Michelin three-star chef Alain Passard is so particular about the vegetables he serves at his restaurant L'Arpege that he grows his own on a farm 90 minutes outside of Paris, and has them delivered by train each morning.
Delivery by hot-air balloon would have made more sense when Passard prepared a special dinner party in the sky — literally — with guests dangling above the stunning Cathedrale d'Amiens.
Passard is just one of the big-name toques to cook aboard Dinner in the Sky — the movable restaurant famous for "elevating" the dining experience courtesy of a giant crane and sophisticated German engineering.
Though David Ghysels, the Belgian creator of this lofty dining concept, would not reveal the cost of the private party featuring Passard, he says the same type of event — a star chef cooking above a famous U.S. landmark like the Grand Canyon or Niagara Falls — would cost anywhere between $50,000 and $100,000.
"People of means want to live extraordinary things," says Ghysels. "They want to be able to tell their friends that they have done something incredible, unique." Though Ghysels says he founded Dinner in the Sky to provide a dramatic venue to showcase some of the dynamic young talent in European kitchens these days, he admits that, among the very wealthy, it certainly plays into a need and desire "to play out their lives in a very public way."
Experts on extravagance
Ghysels has orchestrated over 500 aerial events and any one of his Dinners in the Sky would make our list of the world's 11 most extravagant and lavish dining experiences.
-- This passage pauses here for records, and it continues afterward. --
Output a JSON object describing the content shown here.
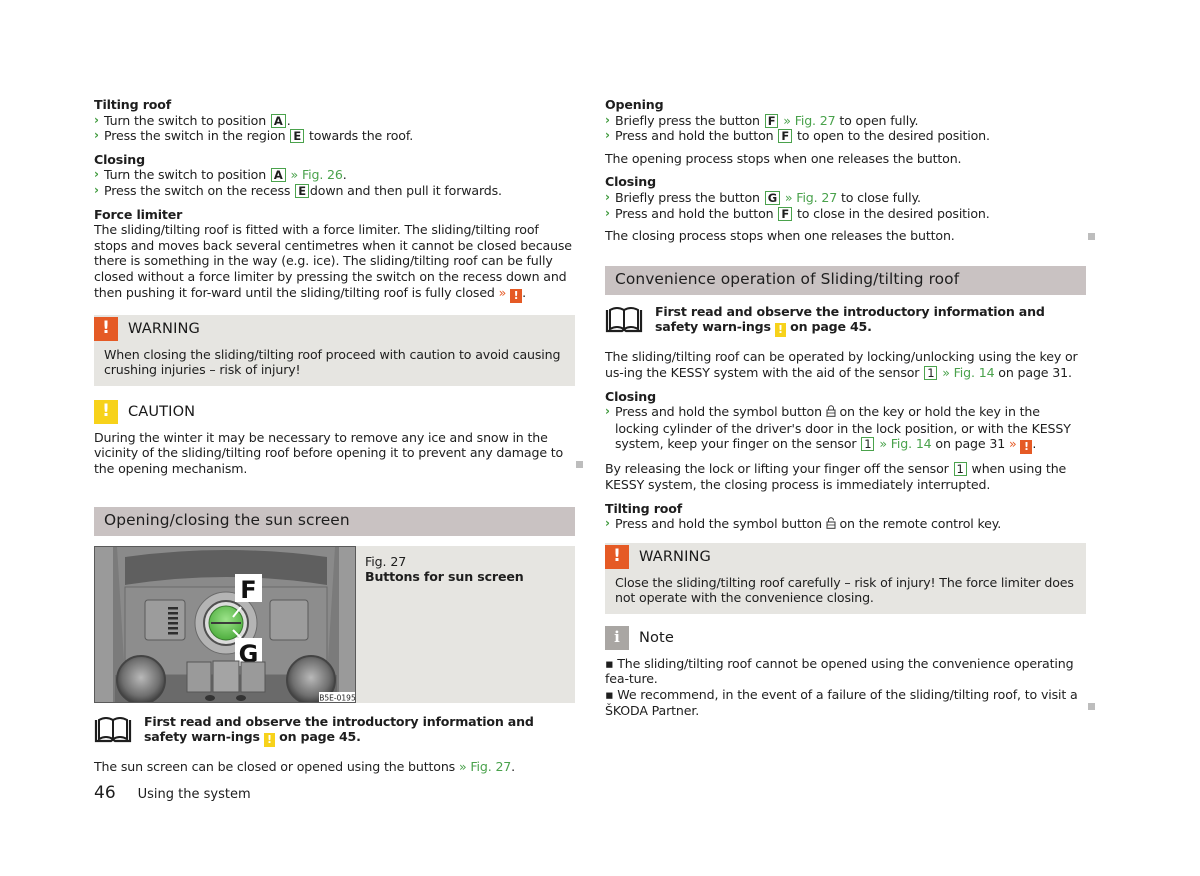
{
  "left": {
    "tilting_roof": {
      "title": "Tilting roof",
      "steps": [
        {
          "pre": "Turn the switch to position",
          "key": "A",
          "post": "."
        },
        {
          "pre": "Press the switch in the region",
          "key": "E",
          "post": "towards the roof."
        }
      ]
    },
    "closing": {
      "title": "Closing",
      "steps": [
        {
          "pre": "Turn the switch to position",
          "key": "A",
          "ref": "» Fig. 26",
          "post": "."
        },
        {
          "pre": "Press the switch on the recess",
          "key": "E",
          "post": "down and then pull it forwards."
        }
      ]
    },
    "force_limiter": {
      "title": "Force limiter",
      "text": "The sliding/tilting roof is fitted with a force limiter. The sliding/tilting roof stops and moves back several centimetres when it cannot be closed because there is something in the way (e.g. ice). The sliding/tilting roof can be fully closed without a force limiter by pressing the switch on the recess down and then pushing it for-ward until the sliding/tilting roof is fully closed",
      "ref": "»",
      "warn_glyph": "!",
      "post": "."
    },
    "warning": {
      "icon": "!",
      "title": "WARNING",
      "text": "When closing the sliding/tilting roof proceed with caution to avoid causing crushing injuries – risk of injury!"
    },
    "caution": {
      "icon": "!",
      "title": "CAUTION",
      "text": "During the winter it may be necessary to remove any ice and snow in the vicinity of the sliding/tilting roof before opening it to prevent any damage to the opening mechanism."
    },
    "sun_screen": {
      "heading": "Opening/closing the sun screen",
      "figure": {
        "number": "Fig. 27",
        "caption": "Buttons for sun screen",
        "label_f": "F",
        "label_g": "G",
        "code": "B5E-0195"
      },
      "read_first": {
        "pre": "First read and observe the introductory information and safety warn-ings",
        "glyph": "!",
        "post": "on page 45."
      },
      "text_pre": "The sun screen can be closed or opened using the buttons",
      "text_ref": "» Fig. 27",
      "text_post": "."
    }
  },
  "right": {
    "opening": {
      "title": "Opening",
      "steps": [
        {
          "pre": "Briefly press the button",
          "key": "F",
          "ref": "» Fig. 27",
          "post": "to open fully."
        },
        {
          "pre": "Press and hold the button",
          "key": "F",
          "post": "to open to the desired position."
        }
      ],
      "note": "The opening process stops when one releases the button."
    },
    "closing": {
      "title": "Closing",
      "steps": [
        {
          "pre": "Briefly press the button",
          "key": "G",
          "ref": "» Fig. 27",
          "post": "to close fully."
        },
        {
          "pre": "Press and hold the button",
          "key": "F",
          "post": "to close in the desired position."
        }
      ],
      "note": "The closing process stops when one releases the button."
    },
    "convenience": {
      "heading": "Convenience operation of Sliding/tilting roof",
      "read_first": {
        "pre": "First read and observe the introductory information and safety warn-ings",
        "glyph": "!",
        "post": "on page 45."
      },
      "intro_pre": "The sliding/tilting roof can be operated by locking/unlocking using the key or us-ing the KESSY system with the aid of the sensor",
      "intro_key": "1",
      "intro_ref": "» Fig. 14",
      "intro_post": "on page 31.",
      "closing": {
        "title": "Closing",
        "step_pre": "Press and hold the symbol button",
        "step_symbol": "lock-closed",
        "step_mid": "on the key or hold the key in the locking cylinder of the driver's door in the lock position, or with the KESSY system, keep your finger on the sensor",
        "step_key": "1",
        "step_ref": "» Fig. 14",
        "step_post": "on page 31",
        "step_warn_ref": "»",
        "step_glyph": "!",
        "step_end": "."
      },
      "release_pre": "By releasing the lock or lifting your finger off the sensor",
      "release_key": "1",
      "release_post": "when using the KESSY system, the closing process is immediately interrupted.",
      "tilting": {
        "title": "Tilting roof",
        "step_pre": "Press and hold the symbol button",
        "step_symbol": "lock-open",
        "step_post": "on the remote control key."
      }
    },
    "warning": {
      "icon": "!",
      "title": "WARNING",
      "text": "Close the sliding/tilting roof carefully – risk of injury! The force limiter does not operate with the convenience closing."
    },
    "note": {
      "icon": "i",
      "title": "Note",
      "bullets": [
        "The sliding/tilting roof cannot be opened using the convenience operating fea-ture.",
        "We recommend, in the event of a failure of the sliding/tilting roof, to visit a ŠKODA Partner."
      ]
    }
  },
  "footer": {
    "page_number": "46",
    "section": "Using the system"
  },
  "colors": {
    "accent_green": "#4aa24c",
    "warning_orange": "#e55a25",
    "caution_yellow": "#f7d21a",
    "note_gray": "#a9a6a3",
    "section_bar": "#c9c2c2",
    "box_bg": "#e6e5e1"
  }
}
To complete the list, we tapped luxury experts such as concierges and travel consultants, and culled luxury blogs and newspaper headlines to come up with a list of dining experiences deemed exclusive by virtue of their exorbitant price or their limited access.
Predictably, capitals of excess Las Vegas and New York both make the list. In two cases in particular, it's not about the normal experience offered — but the extras diners can chose to make their meals that much more special.
The eight-course tasting menu ($205) at Michelin three-star spot Daniel won't break the bank compared to other high-end Manhattan eateries, but it doesn't take much to catapult the check into the stratosphere. Care for some Champagne and caviar in the lounge before dinner? Fifty grams of Boulud's private-label Caspian Sea Golden Ossetra caviar goes for $860.
No less delicious is the famous $5,000 Fleur Burger at chef Hubert Keller's Burger Bar in the Mandalay Bay resort in Las Vegas. This burger contains Kobe beef, truffles and foie gras, but the real cost comes with the concoction's accompaniment: a bottle of 1995 Chateau Petrus from Bordeaux.
It's one of the most highly coveted wines among collectors--and also happens to be very tasty when uncorked alongside a top-notch burger.
Why? Because they can
Doug Turner, the founder of millionairesconcierge.com, says among the very wealthy, often it's "the getting there" that's just as important as the destination. The helicopter trips he arranges for sunset dinners at Little Palm Island in the Florida keys — $7,800 for two, and that doesn't include the dinner itself — is a good example.
But if that's too much trouble, resort chef Louis Pous will make a house call. For $10,000 (for up to 10 people) plus travel costs, the chef and his staff of two will fly anywhere in the country to prepare a private meal.
If an exclusive location is a must, try a romantic picnic on Macaroni Beach on Mustique Island. The main way to gain access to Mustique is to rent one of the grandiose villas on the island — even Mick Jagger's — for anywhere between $5,000 and $55,000 a week.
For those with a little extra cash after all this, not to mention a sweet tooth to satisfy, the $1,000 Sultan's Golden Cake at the Ciragan Palace Kempinski Hotel in Istanbul takes the cake. Ingredients include vanilla bean from French Polynesia, fruits soaked in top-shelf Jamaican rum, and, in lieu of frosting, a glaze of 24-karat edible gold.
That's baking with bling.